More On The "Criminalization of Walking" and Death By Design
Georgia rules of the road: Every intersection is a crosswalk
Treehugger covered the story of the Mom convicted of Vehicular Homicide After Kid Killed By Hit-and-Run While Crossing Street and about how the neighbourhood had a walkscore of 20. Over at Grist, Sarah Goodyear writes a wonderfully passionate post: When design kills: The criminalization of walking She asks all the important questions:
So why don't we design streets for the reality of human needs and behavior?
Why is there so little interest in making it possible for humans to cross in the places where we know that they are going to cross?
Why does the Congress want to take money away from pedestrian facilities?
Why is normal, instinctive pedestrian activity criminalized?
Why do we care so little about people like Raquel Nelson and her children?
Why do we care so little about ourselves?
At the Infrastructurist, Eric Jaffe decribes The Lonesome Death of a Child Pedestrian:
In the initial aftermath of the accident some of the public tried to portray Nelson as a negligent parent. An article in the Atlanta Journal-Constitution from last year shows that's not at all the case. Nelson and her children were part of a group of bus riders trying to cross the highway. After crossing halfway the passengers collected at the median to wait for another chance to walk. Just then one girl darted from the group toward the other side, and Nelson's son, seeing this, ran after her. The paper quotes Nelson on what happened next: "I said, 'Stop, A.J.,' and he was in the middle of the street so I said keep going. That's when we all got hit."
Erik Cain of Forbes thinks the whole thing is a travesty of justice.
this reveals just how broadly laws can be interpreted if prosecutors want to push the case. It would have been simple enough to view what happened, take into account the fact that complaints had been made about the intersection, that the driver was high, and so forth and decide to just let the case go. Or fine the mother for jaywalking. Or put in a crosswalk.

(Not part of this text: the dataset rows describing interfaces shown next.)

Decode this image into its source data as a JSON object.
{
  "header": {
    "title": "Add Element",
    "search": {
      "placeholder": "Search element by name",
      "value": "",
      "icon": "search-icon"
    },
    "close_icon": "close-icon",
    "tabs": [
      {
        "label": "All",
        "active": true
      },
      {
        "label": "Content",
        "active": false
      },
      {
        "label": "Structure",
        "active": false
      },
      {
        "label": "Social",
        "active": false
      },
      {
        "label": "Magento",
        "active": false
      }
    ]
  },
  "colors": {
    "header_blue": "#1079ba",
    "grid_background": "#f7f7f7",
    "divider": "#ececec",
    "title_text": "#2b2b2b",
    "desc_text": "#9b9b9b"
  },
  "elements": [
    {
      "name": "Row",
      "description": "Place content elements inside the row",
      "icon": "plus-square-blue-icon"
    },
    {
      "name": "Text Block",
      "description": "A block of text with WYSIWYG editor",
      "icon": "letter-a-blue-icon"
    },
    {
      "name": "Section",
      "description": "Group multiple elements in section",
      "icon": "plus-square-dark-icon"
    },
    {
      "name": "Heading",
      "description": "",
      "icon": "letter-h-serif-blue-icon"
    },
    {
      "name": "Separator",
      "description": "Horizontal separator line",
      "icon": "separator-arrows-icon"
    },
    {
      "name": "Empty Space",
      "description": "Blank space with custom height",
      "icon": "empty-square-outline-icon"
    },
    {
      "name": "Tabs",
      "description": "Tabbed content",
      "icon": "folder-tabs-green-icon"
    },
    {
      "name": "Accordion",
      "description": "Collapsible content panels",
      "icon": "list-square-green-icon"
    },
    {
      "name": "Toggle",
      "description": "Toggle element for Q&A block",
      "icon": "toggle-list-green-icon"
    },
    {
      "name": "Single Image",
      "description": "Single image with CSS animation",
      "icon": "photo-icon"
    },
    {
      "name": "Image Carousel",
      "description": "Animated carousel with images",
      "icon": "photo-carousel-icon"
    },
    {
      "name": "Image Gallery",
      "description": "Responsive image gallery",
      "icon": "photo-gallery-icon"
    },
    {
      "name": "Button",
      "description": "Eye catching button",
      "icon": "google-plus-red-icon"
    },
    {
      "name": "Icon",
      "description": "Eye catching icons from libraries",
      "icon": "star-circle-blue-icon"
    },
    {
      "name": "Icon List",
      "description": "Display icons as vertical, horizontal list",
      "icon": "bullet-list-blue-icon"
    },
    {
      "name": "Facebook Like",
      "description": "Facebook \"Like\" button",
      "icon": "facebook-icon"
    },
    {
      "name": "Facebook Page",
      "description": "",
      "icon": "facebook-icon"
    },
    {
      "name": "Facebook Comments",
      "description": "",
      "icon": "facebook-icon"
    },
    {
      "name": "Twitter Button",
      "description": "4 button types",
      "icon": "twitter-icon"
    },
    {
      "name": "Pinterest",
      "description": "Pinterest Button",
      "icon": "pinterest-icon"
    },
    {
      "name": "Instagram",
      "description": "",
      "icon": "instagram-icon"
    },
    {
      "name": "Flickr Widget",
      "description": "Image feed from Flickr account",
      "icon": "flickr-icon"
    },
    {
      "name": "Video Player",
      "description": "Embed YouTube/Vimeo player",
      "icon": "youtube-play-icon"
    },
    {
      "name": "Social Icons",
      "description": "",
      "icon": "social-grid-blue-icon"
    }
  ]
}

Instead the state spends countless dollars intensifying a tragedy. This isn't justice. And the intersection remains a danger to the community.
In a subsequent article, Cain suggests that Raquel Nelson didn't even break the law. The rules, photo at top, say "Crosswalks exist on all four corners of intersections even when they are not marked by painted lines."

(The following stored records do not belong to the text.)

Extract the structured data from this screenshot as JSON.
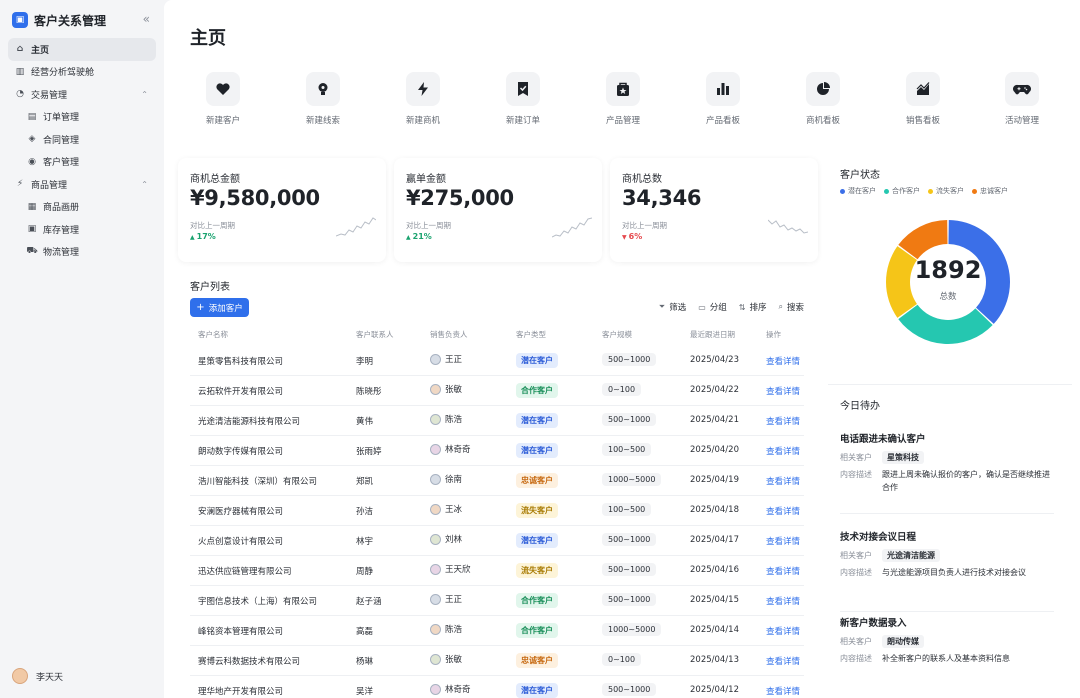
{
  "sidebar": {
    "brand": "客户关系管理",
    "items": [
      {
        "label": "主页",
        "icon": "home-icon",
        "level": 0,
        "active": true
      },
      {
        "label": "经营分析驾驶舱",
        "icon": "bar-chart-icon",
        "level": 0
      },
      {
        "label": "交易管理",
        "icon": "transaction-icon",
        "level": 0,
        "expandable": true
      },
      {
        "label": "订单管理",
        "icon": "order-icon",
        "level": 1
      },
      {
        "label": "合同管理",
        "icon": "contract-icon",
        "level": 1
      },
      {
        "label": "客户管理",
        "icon": "customer-icon",
        "level": 1
      },
      {
        "label": "商品管理",
        "icon": "product-icon",
        "level": 0,
        "expandable": true
      },
      {
        "label": "商品画册",
        "icon": "catalog-icon",
        "level": 1
      },
      {
        "label": "库存管理",
        "icon": "inventory-icon",
        "level": 1
      },
      {
        "label": "物流管理",
        "icon": "logistics-icon",
        "level": 1
      }
    ],
    "user": "李天天"
  },
  "main": {
    "title": "主页",
    "quick_actions": [
      {
        "label": "新建客户",
        "icon": "heart-icon"
      },
      {
        "label": "新建线索",
        "icon": "lightbulb-icon"
      },
      {
        "label": "新建商机",
        "icon": "lightning-icon"
      },
      {
        "label": "新建订单",
        "icon": "check-badge-icon"
      },
      {
        "label": "产品管理",
        "icon": "star-bag-icon"
      },
      {
        "label": "产品看板",
        "icon": "bar-chart-icon"
      },
      {
        "label": "商机看板",
        "icon": "pie-chart-icon"
      },
      {
        "label": "销售看板",
        "icon": "trend-chart-icon"
      },
      {
        "label": "活动管理",
        "icon": "gamepad-icon"
      }
    ],
    "stats": [
      {
        "label": "商机总金额",
        "value": "¥9,580,000",
        "compare": "对比上一周期",
        "delta": "17%",
        "trend": "up",
        "color": "#1aa36f"
      },
      {
        "label": "赢单金额",
        "value": "¥275,000",
        "compare": "对比上一周期",
        "delta": "21%",
        "trend": "up",
        "color": "#1aa36f"
      },
      {
        "label": "商机总数",
        "value": "34,346",
        "compare": "对比上一周期",
        "delta": "6%",
        "trend": "down",
        "color": "#e5484d"
      }
    ],
    "customer_list": {
      "title": "客户列表",
      "add_button": "添加客户",
      "tools": [
        {
          "label": "筛选",
          "icon": "filter-icon"
        },
        {
          "label": "分组",
          "icon": "group-icon"
        },
        {
          "label": "排序",
          "icon": "sort-icon"
        },
        {
          "label": "搜索",
          "icon": "search-icon"
        }
      ],
      "columns": [
        "客户名称",
        "客户联系人",
        "销售负责人",
        "客户类型",
        "客户规模",
        "最近跟进日期",
        "操作"
      ],
      "rows": [
        {
          "name": "星策零售科技有限公司",
          "contact": "李明",
          "owner": "王正",
          "type": "潜在客户",
          "type_color": "blue",
          "scale": "500~1000",
          "date": "2025/04/23",
          "action": "查看详情"
        },
        {
          "name": "云拓软件开发有限公司",
          "contact": "陈晓彤",
          "owner": "张敏",
          "type": "合作客户",
          "type_color": "green",
          "scale": "0~100",
          "date": "2025/04/22",
          "action": "查看详情"
        },
        {
          "name": "光途清洁能源科技有限公司",
          "contact": "黄伟",
          "owner": "陈浩",
          "type": "潜在客户",
          "type_color": "blue",
          "scale": "500~1000",
          "date": "2025/04/21",
          "action": "查看详情"
        },
        {
          "name": "朗动数字传媒有限公司",
          "contact": "张雨婷",
          "owner": "林奇奇",
          "type": "潜在客户",
          "type_color": "blue",
          "scale": "100~500",
          "date": "2025/04/20",
          "action": "查看详情"
        },
        {
          "name": "浩川智能科技（深圳）有限公司",
          "contact": "郑凯",
          "owner": "徐南",
          "type": "忠诚客户",
          "type_color": "orange",
          "scale": "1000~5000",
          "date": "2025/04/19",
          "action": "查看详情"
        },
        {
          "name": "安澜医疗器械有限公司",
          "contact": "孙洁",
          "owner": "王冰",
          "type": "流失客户",
          "type_color": "yellow",
          "scale": "100~500",
          "date": "2025/04/18",
          "action": "查看详情"
        },
        {
          "name": "火点创意设计有限公司",
          "contact": "林宇",
          "owner": "刘林",
          "type": "潜在客户",
          "type_color": "blue",
          "scale": "500~1000",
          "date": "2025/04/17",
          "action": "查看详情"
        },
        {
          "name": "迅达供应链管理有限公司",
          "contact": "周静",
          "owner": "王天欣",
          "type": "流失客户",
          "type_color": "yellow",
          "scale": "500~1000",
          "date": "2025/04/16",
          "action": "查看详情"
        },
        {
          "name": "宇图信息技术（上海）有限公司",
          "contact": "赵子涵",
          "owner": "王正",
          "type": "合作客户",
          "type_color": "green",
          "scale": "500~1000",
          "date": "2025/04/15",
          "action": "查看详情"
        },
        {
          "name": "峰铭资本管理有限公司",
          "contact": "高磊",
          "owner": "陈浩",
          "type": "合作客户",
          "type_color": "green",
          "scale": "1000~5000",
          "date": "2025/04/14",
          "action": "查看详情"
        },
        {
          "name": "赛博云科数据技术有限公司",
          "contact": "杨琳",
          "owner": "张敏",
          "type": "忠诚客户",
          "type_color": "orange",
          "scale": "0~100",
          "date": "2025/04/13",
          "action": "查看详情"
        },
        {
          "name": "理华地产开发有限公司",
          "contact": "吴洋",
          "owner": "林奇奇",
          "type": "潜在客户",
          "type_color": "blue",
          "scale": "500~1000",
          "date": "2025/04/12",
          "action": "查看详情"
        }
      ]
    },
    "customer_status": {
      "title": "客户状态",
      "legend": [
        {
          "label": "潜在客户",
          "color": "#3b6fe8"
        },
        {
          "label": "合作客户",
          "color": "#25c7b0"
        },
        {
          "label": "流失客户",
          "color": "#f5c518"
        },
        {
          "label": "忠诚客户",
          "color": "#f07a12"
        }
      ],
      "total": "1892",
      "total_label": "总数"
    },
    "todo": {
      "title": "今日待办",
      "tasks": [
        {
          "title": "电话跟进未确认客户",
          "customer_key": "相关客户",
          "customer": "星策科技",
          "desc_key": "内容描述",
          "desc": "跟进上周未确认报价的客户，确认是否继续推进合作"
        },
        {
          "title": "技术对接会议日程",
          "customer_key": "相关客户",
          "customer": "光途清洁能源",
          "desc_key": "内容描述",
          "desc": "与光途能源项目负责人进行技术对接会议"
        },
        {
          "title": "新客户数据录入",
          "customer_key": "相关客户",
          "customer": "朗动传媒",
          "desc_key": "内容描述",
          "desc": "补全新客户的联系人及基本资料信息"
        }
      ]
    }
  },
  "chart_data": {
    "type": "pie",
    "categories": [
      "潜在客户",
      "合作客户",
      "流失客户",
      "忠诚客户"
    ],
    "values": [
      0.37,
      0.28,
      0.2,
      0.15
    ]
  }
}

I'm not sure if this even came up during Nelson's trial, but it strikes me as very relevant to the case. If Georgia law stipulates that every intersection is a crosswalk "even when they are not marked by painted lines" then Nelson could not have been legally jaywalking to begin with. Without the jaywalking charge, I fail to see how she could be guilty of anything else, and the entire case falls apart.
I often say that everything is essentially about design, and in this particular case, design kills.